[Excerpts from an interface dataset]

──────────

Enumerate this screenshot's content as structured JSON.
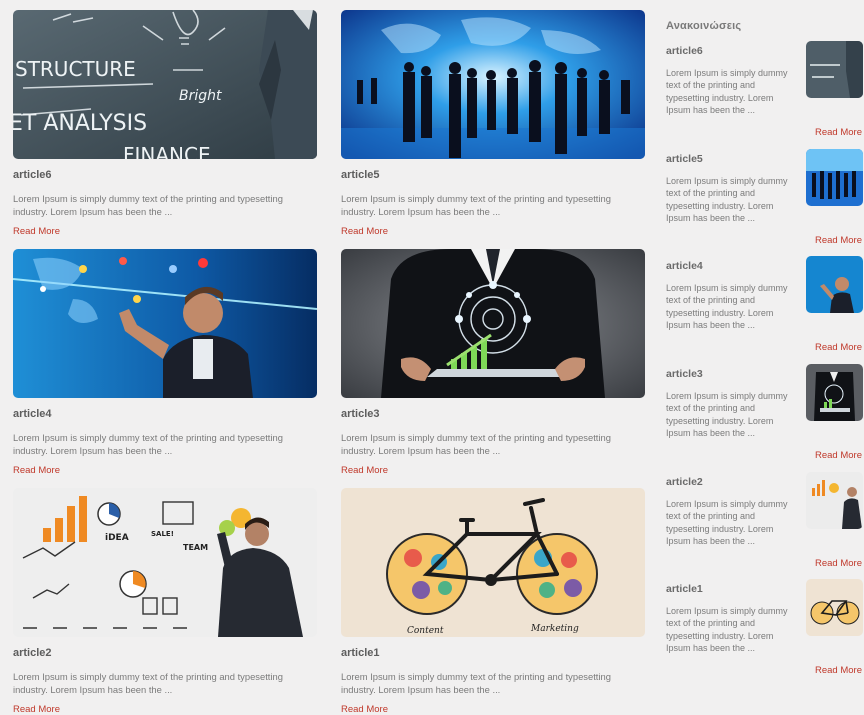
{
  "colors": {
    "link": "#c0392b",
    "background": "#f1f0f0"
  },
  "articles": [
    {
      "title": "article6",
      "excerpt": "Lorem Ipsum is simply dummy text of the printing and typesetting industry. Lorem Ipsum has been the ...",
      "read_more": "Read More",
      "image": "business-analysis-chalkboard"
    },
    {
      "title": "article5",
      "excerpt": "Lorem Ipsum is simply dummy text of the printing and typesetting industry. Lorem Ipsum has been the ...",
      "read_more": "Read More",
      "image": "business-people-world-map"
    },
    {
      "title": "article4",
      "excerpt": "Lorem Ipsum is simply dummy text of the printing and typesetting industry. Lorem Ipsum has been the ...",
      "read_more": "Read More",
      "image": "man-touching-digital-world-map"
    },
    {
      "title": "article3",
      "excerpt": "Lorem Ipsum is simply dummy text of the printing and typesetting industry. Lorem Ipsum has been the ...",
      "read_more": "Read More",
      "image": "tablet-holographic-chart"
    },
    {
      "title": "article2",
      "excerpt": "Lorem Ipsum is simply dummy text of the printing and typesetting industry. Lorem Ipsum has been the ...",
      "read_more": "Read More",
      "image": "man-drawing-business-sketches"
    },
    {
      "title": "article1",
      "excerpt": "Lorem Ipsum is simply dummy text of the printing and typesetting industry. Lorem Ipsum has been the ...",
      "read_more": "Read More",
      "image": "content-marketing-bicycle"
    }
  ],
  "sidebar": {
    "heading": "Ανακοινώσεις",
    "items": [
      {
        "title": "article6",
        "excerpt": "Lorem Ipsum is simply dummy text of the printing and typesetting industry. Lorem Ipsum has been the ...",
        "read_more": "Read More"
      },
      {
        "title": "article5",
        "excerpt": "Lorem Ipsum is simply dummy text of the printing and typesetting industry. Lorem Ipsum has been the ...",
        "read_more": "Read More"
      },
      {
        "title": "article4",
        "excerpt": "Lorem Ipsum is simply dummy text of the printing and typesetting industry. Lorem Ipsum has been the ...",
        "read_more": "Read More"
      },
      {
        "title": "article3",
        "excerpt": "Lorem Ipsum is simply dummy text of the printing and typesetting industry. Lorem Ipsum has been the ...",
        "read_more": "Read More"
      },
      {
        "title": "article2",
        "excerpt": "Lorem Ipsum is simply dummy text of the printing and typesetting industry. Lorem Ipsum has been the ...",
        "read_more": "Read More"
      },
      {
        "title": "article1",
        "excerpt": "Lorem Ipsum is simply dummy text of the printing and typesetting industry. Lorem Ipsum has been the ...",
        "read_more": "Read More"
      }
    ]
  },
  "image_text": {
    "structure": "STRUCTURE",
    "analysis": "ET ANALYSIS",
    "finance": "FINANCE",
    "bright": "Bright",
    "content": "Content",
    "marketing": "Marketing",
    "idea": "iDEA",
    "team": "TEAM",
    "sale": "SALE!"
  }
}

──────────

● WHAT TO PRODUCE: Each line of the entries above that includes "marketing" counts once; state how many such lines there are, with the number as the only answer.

● WORKED SOLUTION: 2